Robinson leads DUP team as SF talks hit critical phase
DUP LEADER Peter Robinson last night headed up his party's negotiating team as it met Sinn Fein for crunch talks on the devolution of policing and justice in the North .
Mr Robinson stood down as the North's First Minister earlier this week amid the controversy caused by the sex-and-money scandal surrounding his wife, Iris.
Although he has been temporarily replaced by Arlene Foster in the role of first minister, he remained on as party leader and last night took charge of the DUP team as the crunch negotiations reached a critical stage.
He arrived in Stormont last night in his first public appearance since stepping aside as first minister.
The talks followed an hour- long meeting in London yesterday between Taoiseach Brian Cowen and British Prime Minister Gordon Brown on the issue.
At a news conference in Downing Street, the leaders said neither government was contemplating that the talks would fail. It is feared the fragile institutions of government in Stormont could collapse if there is no resolution to the current impasse.
"We believe that any issues that remain to be resolved are capable of being resolved," Mr Cowen said.
Since most other comments on the discussions were at least mildly optimistic, hopes have grown that the deadlock can be broken and relations improved.
Although the Robinson scandal has produced many days of instability, it appears to have galvanised the DUP, in particular, toward resolving the months- long impasse surrounding the devolution of policing powers.
The Taoiseach said the devolution of policing and justice would lead to a stable political future in the North.
He added that he did not want to comment on the personal circumstances of the Robinson family, but said he wished them well.
Mr Brown described current events as a "period of great turbulence" in politics in the North and said that both governments had been engaged with the latest negotiations, particularly in the past week.
However, he said that the current impetus on policing and justice was caused by months and years of hard work, rather than the scandal surrounding the Robinsons.
"We always knew there was going to be a time when we had to move things forward and I am pleased that the parties themselves are now talking in detail," Mr Brown said.
The prime minister said it was clear that both parties were serious about the issue and said that the British government's £800m (€900m) offer to set up a Department of Justice showed that it was committed, too.

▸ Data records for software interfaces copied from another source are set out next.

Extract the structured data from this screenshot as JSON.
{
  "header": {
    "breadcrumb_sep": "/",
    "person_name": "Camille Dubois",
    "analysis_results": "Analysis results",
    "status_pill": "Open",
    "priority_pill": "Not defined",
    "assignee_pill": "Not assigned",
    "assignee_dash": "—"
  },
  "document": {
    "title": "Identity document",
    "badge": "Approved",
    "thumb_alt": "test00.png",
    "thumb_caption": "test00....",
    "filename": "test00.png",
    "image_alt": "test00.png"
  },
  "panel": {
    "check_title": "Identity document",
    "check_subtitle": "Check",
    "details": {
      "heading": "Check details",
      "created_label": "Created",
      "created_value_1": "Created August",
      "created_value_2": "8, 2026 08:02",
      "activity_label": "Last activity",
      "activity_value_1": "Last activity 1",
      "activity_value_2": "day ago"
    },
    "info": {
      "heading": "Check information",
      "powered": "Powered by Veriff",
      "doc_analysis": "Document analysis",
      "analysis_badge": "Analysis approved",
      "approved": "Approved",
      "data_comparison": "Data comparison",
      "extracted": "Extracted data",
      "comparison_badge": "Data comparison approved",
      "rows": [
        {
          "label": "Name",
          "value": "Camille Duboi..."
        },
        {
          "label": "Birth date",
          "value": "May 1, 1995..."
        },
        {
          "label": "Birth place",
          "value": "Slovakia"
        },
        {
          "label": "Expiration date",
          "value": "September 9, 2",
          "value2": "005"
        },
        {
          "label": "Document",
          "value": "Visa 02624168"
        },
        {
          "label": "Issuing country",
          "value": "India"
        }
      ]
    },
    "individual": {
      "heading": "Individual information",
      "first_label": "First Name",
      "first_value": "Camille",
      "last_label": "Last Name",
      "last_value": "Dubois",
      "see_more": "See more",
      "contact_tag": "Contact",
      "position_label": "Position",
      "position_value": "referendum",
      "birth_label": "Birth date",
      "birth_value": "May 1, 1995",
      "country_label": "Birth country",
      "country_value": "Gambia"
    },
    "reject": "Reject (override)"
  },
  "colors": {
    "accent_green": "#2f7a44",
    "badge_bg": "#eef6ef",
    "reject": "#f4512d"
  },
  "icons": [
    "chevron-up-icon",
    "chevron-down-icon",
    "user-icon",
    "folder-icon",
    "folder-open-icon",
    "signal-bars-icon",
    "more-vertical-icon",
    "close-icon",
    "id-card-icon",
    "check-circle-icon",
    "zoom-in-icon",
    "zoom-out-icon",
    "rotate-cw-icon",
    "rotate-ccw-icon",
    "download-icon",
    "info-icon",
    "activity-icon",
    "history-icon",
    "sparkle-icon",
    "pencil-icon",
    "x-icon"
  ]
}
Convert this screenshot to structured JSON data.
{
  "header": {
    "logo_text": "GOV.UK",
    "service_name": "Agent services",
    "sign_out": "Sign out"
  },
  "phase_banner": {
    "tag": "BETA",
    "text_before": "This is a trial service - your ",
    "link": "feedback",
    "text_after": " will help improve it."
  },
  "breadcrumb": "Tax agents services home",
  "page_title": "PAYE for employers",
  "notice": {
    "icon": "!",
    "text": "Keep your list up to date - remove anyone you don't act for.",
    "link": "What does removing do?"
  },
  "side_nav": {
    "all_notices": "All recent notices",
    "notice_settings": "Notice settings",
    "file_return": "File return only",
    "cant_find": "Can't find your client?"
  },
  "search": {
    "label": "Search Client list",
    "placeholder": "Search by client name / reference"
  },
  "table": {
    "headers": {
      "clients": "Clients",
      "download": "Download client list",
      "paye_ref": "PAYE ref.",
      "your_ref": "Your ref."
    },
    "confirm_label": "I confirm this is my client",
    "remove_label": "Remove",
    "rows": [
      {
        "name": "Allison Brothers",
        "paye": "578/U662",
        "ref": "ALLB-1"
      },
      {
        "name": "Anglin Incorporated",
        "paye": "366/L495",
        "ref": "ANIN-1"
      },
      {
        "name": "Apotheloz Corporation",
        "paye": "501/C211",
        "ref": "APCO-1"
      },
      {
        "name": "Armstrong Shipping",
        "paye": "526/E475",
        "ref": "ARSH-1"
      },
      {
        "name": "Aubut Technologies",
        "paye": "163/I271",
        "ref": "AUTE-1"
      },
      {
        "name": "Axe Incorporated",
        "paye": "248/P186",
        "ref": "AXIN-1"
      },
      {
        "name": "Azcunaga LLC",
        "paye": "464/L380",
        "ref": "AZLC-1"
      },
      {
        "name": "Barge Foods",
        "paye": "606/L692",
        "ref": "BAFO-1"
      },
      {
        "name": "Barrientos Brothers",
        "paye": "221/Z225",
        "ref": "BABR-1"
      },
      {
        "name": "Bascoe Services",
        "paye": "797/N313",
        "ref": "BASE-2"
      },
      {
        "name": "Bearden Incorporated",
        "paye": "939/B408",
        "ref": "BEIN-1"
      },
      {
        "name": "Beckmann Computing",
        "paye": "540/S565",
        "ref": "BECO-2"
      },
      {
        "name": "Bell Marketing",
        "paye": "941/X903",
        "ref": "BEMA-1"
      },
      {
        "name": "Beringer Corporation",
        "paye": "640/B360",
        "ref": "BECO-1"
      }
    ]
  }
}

Mr Cowen said that it was now time "for the Assembly and the executive to act".
"We are encouraged that serious negotiations are continuing between the parties, and both governments will do all we can to assist them in reaching a successful outcome.
"The issues have been under discussion for some time and, in our view, are ready for agreement and resolution," he added.
Deputy First Minister Martin McGuinness said efforts were being made to reach agreement but he would not be drawn on specifics and would not comment on speculation that how to deal with Orange Order marches was a sticking point.
Sinn Fein president Gerry Adams said a meeting of the party's Ard Comhairle would not be held until the party's negotiating team was ready to report on the current talks.